He who would stir us now by fiction must either give us an en-
tirely new background or reveal to us the soul of man in its innermost
workings. The first is for the moment being done for us by Mr.
Rudyard Kipling. As one turns over the pages of his Plain Tales from
the Hills, one feels as if one were seated under a palm-tree reading life
by superb flashes of vulgarity. The jaded, second-rate Anglo-Indians
are in exquisite incongruity with their surroundings. The mere lack
of style in the story-teller gives an odd journalistic realism to what he
tells us. From the point of view of literature Mr. Kipling is a genius
who drops his aspirates. From the point of view of life, he is a reporter
who knows vulgarity better than anyone has ever known it. Dickens
knew its clothes [and its comedy]. Mr. Kipling knows its essence [and
its seriousness]. He is our first authority on the second-rate [and has
seen marvellous things through keyholes, and his backgrounds are real
works of art].
… There is no reason why Mr. Rudyard Kipling should not select

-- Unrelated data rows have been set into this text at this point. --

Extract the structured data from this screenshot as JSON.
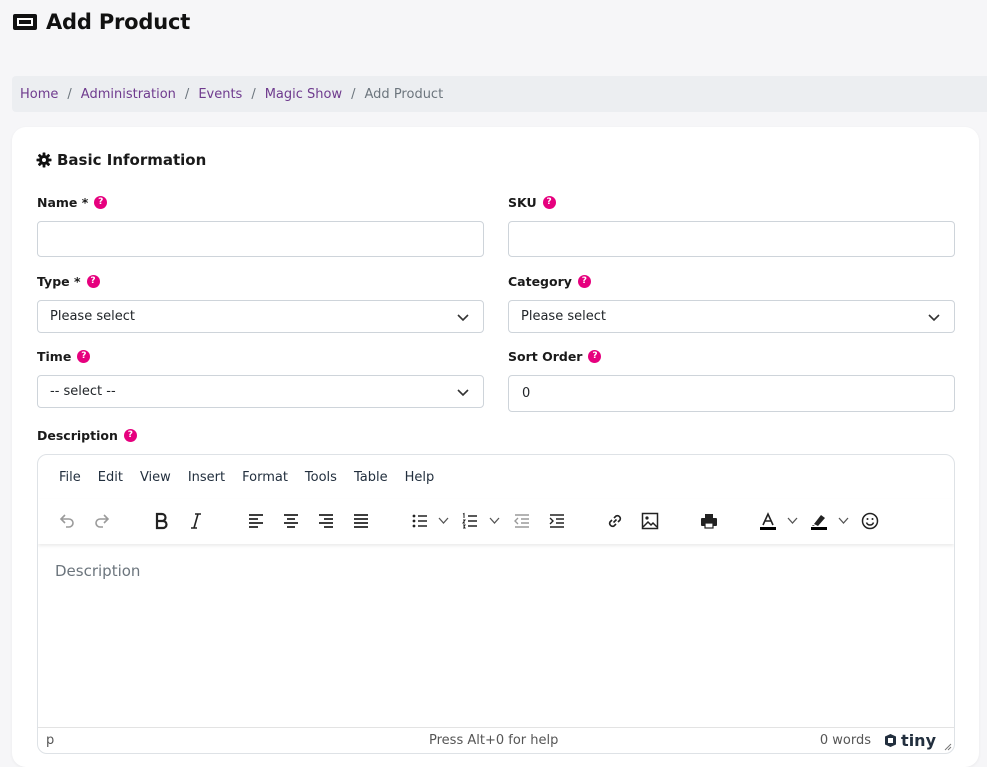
{
  "header": {
    "title": "Add Product",
    "icon": "ticket-icon"
  },
  "breadcrumb": {
    "items": [
      "Home",
      "Administration",
      "Events",
      "Magic Show"
    ],
    "current": "Add Product",
    "separator": "/"
  },
  "section": {
    "title": "Basic Information",
    "icon": "gear-icon"
  },
  "form": {
    "name": {
      "label": "Name *",
      "value": ""
    },
    "sku": {
      "label": "SKU",
      "value": ""
    },
    "type": {
      "label": "Type *",
      "selected": "Please select"
    },
    "category": {
      "label": "Category",
      "selected": "Please select"
    },
    "time": {
      "label": "Time",
      "selected": "-- select --"
    },
    "sort_order": {
      "label": "Sort Order",
      "value": "0"
    },
    "description": {
      "label": "Description"
    },
    "help_glyph": "?"
  },
  "editor": {
    "menu": [
      "File",
      "Edit",
      "View",
      "Insert",
      "Format",
      "Tools",
      "Table",
      "Help"
    ],
    "placeholder": "Description",
    "status_path": "p",
    "status_help": "Press Alt+0 for help",
    "word_count": "0 words",
    "brand": "tiny"
  },
  "colors": {
    "accent": "#6f3b8e",
    "help_badge": "#e6007e",
    "text_color_bar": "#000000"
  }
}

vulgarity as his subject-matter, or part of it. For a realistic artist,
certainly, vulgarity is a most admirable subject. How far Mr. Kipling’s

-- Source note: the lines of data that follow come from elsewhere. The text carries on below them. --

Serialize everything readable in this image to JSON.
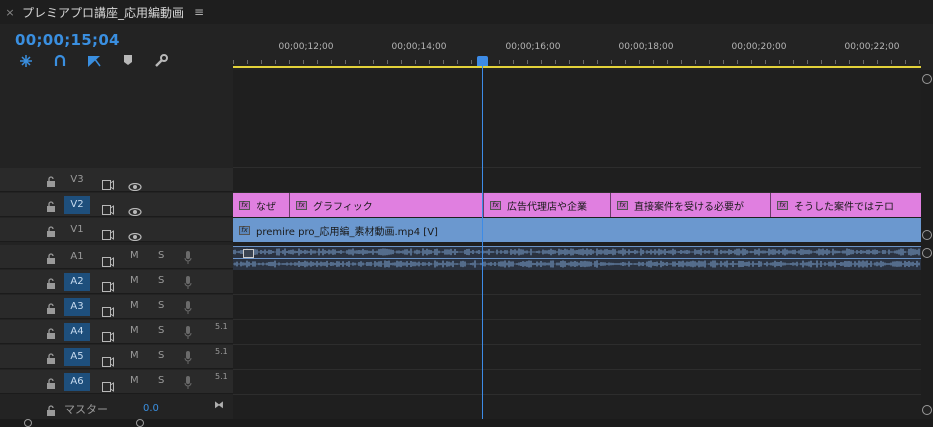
{
  "panel": {
    "close_glyph": "×",
    "title": "プレミアプロ講座_応用編動画",
    "menu_glyph": "≡"
  },
  "timecode": "00;00;15;04",
  "tools": [
    {
      "name": "snap-icon",
      "glyph": "⁑"
    },
    {
      "name": "linked-selection-icon",
      "glyph": "∩"
    },
    {
      "name": "add-marker-icon",
      "glyph": "◣"
    },
    {
      "name": "marker-icon",
      "glyph": "⬟"
    },
    {
      "name": "wrench-icon",
      "glyph": "🔧"
    }
  ],
  "ruler": {
    "labels": [
      "00;00;12;00",
      "00;00;14;00",
      "00;00;16;00",
      "00;00;18;00",
      "00;00;20;00",
      "00;00;22;00"
    ]
  },
  "video_tracks": [
    {
      "name": "V3",
      "targeted": false
    },
    {
      "name": "V2",
      "targeted": true
    },
    {
      "name": "V1",
      "targeted": false
    }
  ],
  "audio_tracks": [
    {
      "name": "A1",
      "targeted": false,
      "channel": "",
      "m": "M",
      "s": "S"
    },
    {
      "name": "A2",
      "targeted": true,
      "channel": "",
      "m": "M",
      "s": "S"
    },
    {
      "name": "A3",
      "targeted": true,
      "channel": "",
      "m": "M",
      "s": "S"
    },
    {
      "name": "A4",
      "targeted": true,
      "channel": "5.1",
      "m": "M",
      "s": "S"
    },
    {
      "name": "A5",
      "targeted": true,
      "channel": "5.1",
      "m": "M",
      "s": "S"
    },
    {
      "name": "A6",
      "targeted": true,
      "channel": "5.1",
      "m": "M",
      "s": "S"
    }
  ],
  "master": {
    "label": "マスター",
    "value": "0.0",
    "end_glyph": "⧓"
  },
  "v2_clips": [
    {
      "label": "なぜ"
    },
    {
      "label": "グラフィック"
    },
    {
      "label": "広告代理店や企業"
    },
    {
      "label": "直接案件を受ける必要が"
    },
    {
      "label": "そうした案件ではテロ"
    }
  ],
  "fx_glyph": "fx",
  "v1_clip": {
    "label": "premire pro_応用編_素材動画.mp4 [V]"
  },
  "colors": {
    "accent": "#3a8fe0",
    "title_clip": "#e07fe0",
    "video_clip": "#6b98cf",
    "work_area": "#e3d23a"
  }
}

stories really mirror Anglo-Indian society I have no idea at all, nor,
indeed, am I ever much interested in any correspondence between art

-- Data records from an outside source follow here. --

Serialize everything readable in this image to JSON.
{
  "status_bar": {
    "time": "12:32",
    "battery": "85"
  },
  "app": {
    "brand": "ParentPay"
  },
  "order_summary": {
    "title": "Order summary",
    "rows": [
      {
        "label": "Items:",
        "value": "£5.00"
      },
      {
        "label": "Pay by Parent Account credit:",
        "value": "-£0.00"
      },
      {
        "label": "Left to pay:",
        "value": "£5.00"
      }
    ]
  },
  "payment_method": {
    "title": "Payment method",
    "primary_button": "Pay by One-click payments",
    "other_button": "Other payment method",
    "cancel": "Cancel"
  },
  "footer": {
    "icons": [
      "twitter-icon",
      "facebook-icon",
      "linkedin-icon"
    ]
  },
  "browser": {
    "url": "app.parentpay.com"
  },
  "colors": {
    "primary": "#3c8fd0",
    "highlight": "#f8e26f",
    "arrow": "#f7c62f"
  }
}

and nature. It seems to me a matter of entirely secondary importance.